should be interpreted formally and without regard to the judge's own values has
been under attack." Judges today also do not give due deference to legislative
decisions, and too frequently strike down statutory law, he adds.
the problem, too, McGinnis believes, is that legislators on both sides of the
aisle are conducting judicial confirmation hearings as though the candidates'
personal political views are relevant to their role on the bench. "Everyone
thinks that's what [judges] do, and they just want their own values" to be
reflected by the judiciary, McGinnis says.
In a written statement, Rep.
Smith said judges today "seem to be promoters of a partisan agenda, not wise

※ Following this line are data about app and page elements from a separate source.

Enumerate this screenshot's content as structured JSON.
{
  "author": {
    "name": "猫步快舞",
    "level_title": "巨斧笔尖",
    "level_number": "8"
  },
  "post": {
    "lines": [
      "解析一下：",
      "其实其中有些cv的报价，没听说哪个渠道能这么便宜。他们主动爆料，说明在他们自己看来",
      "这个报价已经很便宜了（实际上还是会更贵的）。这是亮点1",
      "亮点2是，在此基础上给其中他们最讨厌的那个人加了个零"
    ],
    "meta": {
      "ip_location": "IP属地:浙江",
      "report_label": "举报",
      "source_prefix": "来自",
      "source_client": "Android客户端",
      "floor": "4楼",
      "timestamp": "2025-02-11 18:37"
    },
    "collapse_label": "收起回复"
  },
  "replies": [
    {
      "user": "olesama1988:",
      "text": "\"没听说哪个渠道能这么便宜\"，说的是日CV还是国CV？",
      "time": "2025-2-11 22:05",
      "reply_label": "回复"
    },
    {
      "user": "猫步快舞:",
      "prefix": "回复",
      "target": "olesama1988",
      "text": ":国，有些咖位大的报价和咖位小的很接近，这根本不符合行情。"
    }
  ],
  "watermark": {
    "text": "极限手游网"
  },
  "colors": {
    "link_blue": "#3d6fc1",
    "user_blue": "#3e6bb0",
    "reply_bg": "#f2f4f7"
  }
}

teachers relying on established law." As a co-equal branch of the federal
government, however, the judiciary is subject to congressional oversight as part
of our system of checks and balances, he continued. So "Congress is right to

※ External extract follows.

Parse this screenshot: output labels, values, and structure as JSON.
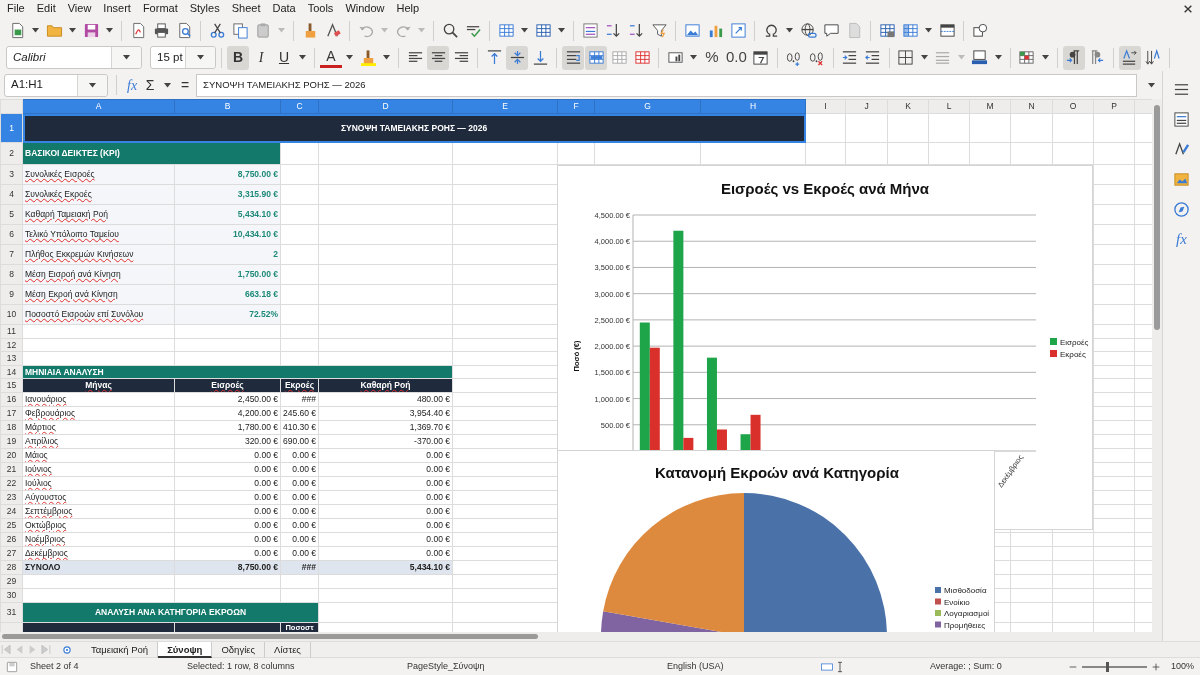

evaluate judges when they behave like unelected superlegislators who want to
implement their own social agenda."
Spokespersons for Blunt and DeLay
did not respond to requests for comment.
The survey figures did not catch
ABA President Michael S. Greco by surprise, either. Instead, he views the
results as further confirmation of the need for new ABA programs now under way
to educate the public about how American government works, and the role played
by judges in a democratic society. Judicial independence is also the subject of
three feature articles in the October issue of the ABA Journal.
Greco's first actions after taking office in August was to appoint a Commission
on Civic Education and the Separation of Powers. In his President's Message in
the October Journal, Greco said the commission was created to address what he
terms an "alarming increase in rhetorical and physical attacks on the
judiciary." The bipartisan commission is intended to educate Americans about the
role of an independent judiciary in U.S. government.
A poll commissioned
by the ABA in July from Harris Interactive showed a "shocking" 40 percent of
respondents could not correctly identify the three branches of government, Greco
The commission will help rectify this situation, Greco says, in
two ways: First, it will "find out why it is that half the people polled don't
know how their government works." Second, it will work with teachers' groups to
address "this sorry state of civic education."
Greco hopes to bring
lawyers throughout the country into the nation's schools on Law Day as part of a
larger program of civic education about the separation of powers and the role of
the judiciary. "This is in the preliminary stages, but the thought is, around
Law Day, have a program that is carried on C-Span and perhaps beamed into every
school in the country."
Held on May 1 each year, Law Day is recognized as
a time to focus on how the rule of law makes democracy possible.
H. Rawson Jr., a Cleveland lawyer who chairs the commission, emphasizes that
these educational efforts will be nonpartisan. "Our objective is not to get into
the politics of judicial selection, but rather to fill what appears to be a gap
in general public understanding of the fundamental role of a judge," he says,
and "restore what needs restoring-the confidence and trust of the American
public in the judiciary."
The commission has two honorary co-chairs:
retiring U.S. Supreme Court Justice Sandra Day O'Connor and former U.S. Sen.
Bill Bradley of New Jersey.
The October ABA Journal includes three
features on judicial independence:
a.. A roundtable
discussion by legal experts on recent attacks on the judicial branch.
b.. A look at hot-button cases that are raising the hackles of
the American public. c.. A report on how Serbia is addressing
issues of judicial independence and the rule of law in its effort to enter the